- **Collected data entries**:
::::::::::

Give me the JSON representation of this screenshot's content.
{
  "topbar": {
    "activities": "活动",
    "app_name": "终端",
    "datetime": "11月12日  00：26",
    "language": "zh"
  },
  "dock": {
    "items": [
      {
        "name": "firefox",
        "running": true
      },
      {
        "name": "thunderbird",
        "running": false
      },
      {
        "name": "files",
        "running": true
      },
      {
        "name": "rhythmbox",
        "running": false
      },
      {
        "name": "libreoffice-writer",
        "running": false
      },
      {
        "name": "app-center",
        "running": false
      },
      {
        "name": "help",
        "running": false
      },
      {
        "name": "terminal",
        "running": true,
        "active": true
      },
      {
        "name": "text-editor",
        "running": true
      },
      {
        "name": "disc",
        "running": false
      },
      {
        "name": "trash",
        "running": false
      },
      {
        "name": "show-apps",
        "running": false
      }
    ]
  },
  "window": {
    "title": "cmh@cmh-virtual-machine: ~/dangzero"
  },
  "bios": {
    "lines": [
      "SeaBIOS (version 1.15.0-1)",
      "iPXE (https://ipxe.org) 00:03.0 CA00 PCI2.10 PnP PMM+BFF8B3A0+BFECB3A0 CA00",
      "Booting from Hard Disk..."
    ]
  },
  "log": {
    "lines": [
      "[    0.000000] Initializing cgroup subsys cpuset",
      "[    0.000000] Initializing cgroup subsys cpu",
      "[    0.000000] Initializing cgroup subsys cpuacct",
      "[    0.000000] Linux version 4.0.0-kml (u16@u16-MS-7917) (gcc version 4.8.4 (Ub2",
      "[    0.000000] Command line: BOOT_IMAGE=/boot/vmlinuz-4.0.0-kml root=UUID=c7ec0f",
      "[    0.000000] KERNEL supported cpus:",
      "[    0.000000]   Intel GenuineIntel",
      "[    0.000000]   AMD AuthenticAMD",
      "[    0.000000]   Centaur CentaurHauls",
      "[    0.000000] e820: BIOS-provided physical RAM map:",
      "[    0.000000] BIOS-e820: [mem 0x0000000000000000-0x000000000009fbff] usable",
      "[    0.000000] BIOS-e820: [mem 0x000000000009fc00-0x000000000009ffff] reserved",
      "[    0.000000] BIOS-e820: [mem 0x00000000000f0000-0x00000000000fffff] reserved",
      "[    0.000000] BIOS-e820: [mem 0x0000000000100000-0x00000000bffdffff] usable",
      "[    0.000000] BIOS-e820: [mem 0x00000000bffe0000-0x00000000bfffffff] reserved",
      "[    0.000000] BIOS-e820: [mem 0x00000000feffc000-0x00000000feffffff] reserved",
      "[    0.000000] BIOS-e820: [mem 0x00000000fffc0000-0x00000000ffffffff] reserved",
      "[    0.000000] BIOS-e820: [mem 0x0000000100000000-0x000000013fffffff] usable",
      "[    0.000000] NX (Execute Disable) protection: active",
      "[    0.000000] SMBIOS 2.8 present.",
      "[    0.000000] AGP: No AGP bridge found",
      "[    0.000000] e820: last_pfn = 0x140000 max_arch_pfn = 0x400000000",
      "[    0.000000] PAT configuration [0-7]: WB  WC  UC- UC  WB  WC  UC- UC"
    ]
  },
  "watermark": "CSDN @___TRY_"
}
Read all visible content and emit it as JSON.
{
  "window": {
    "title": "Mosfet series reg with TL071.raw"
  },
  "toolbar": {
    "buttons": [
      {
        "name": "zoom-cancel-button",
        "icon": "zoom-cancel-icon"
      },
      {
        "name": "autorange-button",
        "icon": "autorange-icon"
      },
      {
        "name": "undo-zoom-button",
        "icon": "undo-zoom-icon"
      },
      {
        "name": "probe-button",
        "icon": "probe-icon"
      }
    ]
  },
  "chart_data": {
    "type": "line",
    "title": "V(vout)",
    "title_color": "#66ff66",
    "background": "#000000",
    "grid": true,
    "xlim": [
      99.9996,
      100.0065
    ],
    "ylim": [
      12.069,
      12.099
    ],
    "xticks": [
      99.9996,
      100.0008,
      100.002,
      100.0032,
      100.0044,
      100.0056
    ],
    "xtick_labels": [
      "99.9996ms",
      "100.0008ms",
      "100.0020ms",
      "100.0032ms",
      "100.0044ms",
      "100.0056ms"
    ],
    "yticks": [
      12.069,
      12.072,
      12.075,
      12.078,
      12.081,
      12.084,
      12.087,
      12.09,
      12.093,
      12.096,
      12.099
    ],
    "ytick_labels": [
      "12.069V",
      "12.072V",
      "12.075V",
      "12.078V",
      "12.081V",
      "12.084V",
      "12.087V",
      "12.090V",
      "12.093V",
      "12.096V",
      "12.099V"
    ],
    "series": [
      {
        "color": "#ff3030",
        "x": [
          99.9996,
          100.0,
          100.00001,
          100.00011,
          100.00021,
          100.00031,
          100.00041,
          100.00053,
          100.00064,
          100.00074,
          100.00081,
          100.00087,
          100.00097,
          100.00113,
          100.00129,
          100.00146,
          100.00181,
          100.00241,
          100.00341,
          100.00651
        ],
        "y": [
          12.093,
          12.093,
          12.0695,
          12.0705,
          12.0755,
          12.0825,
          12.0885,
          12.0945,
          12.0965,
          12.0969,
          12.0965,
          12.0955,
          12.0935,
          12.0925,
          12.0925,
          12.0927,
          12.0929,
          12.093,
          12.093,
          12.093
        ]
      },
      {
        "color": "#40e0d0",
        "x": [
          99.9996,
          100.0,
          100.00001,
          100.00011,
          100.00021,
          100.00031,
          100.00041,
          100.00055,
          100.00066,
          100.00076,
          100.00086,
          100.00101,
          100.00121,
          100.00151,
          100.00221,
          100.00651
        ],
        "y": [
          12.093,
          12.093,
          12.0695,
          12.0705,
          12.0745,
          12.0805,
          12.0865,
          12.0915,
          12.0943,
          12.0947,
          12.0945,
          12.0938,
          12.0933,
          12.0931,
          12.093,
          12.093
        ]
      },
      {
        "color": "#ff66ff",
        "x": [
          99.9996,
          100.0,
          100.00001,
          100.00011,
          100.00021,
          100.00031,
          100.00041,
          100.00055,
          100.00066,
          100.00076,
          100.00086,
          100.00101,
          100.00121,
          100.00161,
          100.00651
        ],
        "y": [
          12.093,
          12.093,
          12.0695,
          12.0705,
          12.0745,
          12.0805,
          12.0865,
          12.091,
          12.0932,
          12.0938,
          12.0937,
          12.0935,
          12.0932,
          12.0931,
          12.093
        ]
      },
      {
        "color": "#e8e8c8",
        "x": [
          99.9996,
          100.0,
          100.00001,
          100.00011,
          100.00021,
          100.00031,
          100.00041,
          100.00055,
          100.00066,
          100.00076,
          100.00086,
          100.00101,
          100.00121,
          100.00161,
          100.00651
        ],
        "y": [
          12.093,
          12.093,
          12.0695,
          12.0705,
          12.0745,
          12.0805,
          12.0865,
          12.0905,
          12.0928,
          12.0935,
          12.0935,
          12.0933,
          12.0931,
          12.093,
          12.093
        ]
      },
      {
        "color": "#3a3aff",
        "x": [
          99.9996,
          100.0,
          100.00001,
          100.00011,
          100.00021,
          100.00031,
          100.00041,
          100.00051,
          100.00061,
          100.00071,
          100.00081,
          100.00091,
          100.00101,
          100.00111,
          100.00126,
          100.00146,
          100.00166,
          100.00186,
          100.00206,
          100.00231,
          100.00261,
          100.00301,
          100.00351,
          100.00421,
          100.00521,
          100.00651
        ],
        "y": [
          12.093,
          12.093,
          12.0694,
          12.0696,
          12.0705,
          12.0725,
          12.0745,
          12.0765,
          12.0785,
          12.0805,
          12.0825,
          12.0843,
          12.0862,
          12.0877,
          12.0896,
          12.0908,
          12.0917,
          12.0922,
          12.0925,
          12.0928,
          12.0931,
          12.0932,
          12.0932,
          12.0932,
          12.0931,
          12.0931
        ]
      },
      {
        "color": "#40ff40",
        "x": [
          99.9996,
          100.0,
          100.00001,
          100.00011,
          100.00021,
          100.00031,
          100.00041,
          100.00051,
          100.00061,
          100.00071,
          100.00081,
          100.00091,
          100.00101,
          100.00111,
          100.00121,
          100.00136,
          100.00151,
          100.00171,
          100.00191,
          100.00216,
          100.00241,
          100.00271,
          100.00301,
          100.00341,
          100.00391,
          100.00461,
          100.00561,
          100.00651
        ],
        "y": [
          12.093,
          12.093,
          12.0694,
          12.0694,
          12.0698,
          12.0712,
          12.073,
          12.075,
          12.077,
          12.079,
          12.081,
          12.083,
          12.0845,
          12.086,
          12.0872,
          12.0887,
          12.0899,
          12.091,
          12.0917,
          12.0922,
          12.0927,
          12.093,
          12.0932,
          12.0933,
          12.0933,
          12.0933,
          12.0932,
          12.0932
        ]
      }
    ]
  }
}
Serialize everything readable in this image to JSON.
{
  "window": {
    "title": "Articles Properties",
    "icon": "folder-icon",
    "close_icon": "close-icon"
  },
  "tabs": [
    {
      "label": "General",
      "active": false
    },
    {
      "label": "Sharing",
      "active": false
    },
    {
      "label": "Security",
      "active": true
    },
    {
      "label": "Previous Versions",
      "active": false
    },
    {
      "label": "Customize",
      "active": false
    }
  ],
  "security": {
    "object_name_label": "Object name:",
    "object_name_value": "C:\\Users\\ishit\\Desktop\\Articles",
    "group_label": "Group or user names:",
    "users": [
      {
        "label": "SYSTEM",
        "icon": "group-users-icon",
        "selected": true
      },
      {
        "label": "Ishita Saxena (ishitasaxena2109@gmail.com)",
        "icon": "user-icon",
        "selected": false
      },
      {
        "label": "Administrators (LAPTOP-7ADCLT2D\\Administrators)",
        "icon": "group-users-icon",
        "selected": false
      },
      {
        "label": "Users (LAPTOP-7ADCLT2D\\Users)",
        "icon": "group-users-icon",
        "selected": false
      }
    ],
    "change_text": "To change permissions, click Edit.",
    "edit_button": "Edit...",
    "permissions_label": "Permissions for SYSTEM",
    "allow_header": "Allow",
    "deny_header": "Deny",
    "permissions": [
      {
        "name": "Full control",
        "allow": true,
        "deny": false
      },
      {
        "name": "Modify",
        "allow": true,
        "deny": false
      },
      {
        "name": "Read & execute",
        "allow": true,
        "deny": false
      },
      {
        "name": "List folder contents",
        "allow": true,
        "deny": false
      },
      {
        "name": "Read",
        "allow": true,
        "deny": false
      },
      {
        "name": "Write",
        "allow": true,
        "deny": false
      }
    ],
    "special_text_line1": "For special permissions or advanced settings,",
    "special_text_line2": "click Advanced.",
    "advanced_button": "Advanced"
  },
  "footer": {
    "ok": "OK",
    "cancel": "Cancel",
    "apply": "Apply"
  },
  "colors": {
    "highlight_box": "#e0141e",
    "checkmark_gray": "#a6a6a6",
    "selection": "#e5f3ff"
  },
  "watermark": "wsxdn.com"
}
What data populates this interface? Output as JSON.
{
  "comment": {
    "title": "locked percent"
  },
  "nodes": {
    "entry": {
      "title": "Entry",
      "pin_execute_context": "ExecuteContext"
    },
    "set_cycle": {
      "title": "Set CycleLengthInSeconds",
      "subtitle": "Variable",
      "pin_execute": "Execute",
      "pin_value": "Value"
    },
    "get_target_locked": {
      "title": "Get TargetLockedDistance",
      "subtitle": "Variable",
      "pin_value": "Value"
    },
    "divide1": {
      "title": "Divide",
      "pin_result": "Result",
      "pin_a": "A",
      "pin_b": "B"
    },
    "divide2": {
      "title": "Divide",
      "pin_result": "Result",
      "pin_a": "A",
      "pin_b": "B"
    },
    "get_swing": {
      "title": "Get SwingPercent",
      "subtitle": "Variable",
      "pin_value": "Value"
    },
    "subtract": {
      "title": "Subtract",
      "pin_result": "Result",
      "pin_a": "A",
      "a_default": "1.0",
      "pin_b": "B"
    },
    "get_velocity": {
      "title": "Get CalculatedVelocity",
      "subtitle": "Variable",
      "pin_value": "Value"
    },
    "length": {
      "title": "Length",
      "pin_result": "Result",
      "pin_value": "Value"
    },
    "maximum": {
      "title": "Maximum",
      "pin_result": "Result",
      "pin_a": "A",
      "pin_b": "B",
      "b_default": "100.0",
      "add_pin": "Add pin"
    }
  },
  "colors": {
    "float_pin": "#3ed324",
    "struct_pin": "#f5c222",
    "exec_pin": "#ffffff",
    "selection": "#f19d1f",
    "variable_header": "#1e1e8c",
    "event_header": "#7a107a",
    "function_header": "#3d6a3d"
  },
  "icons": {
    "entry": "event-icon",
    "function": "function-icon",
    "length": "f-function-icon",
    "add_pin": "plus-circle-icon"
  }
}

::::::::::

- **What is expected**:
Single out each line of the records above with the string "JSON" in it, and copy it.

- **Solution for this problem**:
Give me the JSON representation of this screenshot's content.
Read all visible content and emit it as JSON.
Serialize everything readable in this image to JSON.
What data populates this interface? Output as JSON.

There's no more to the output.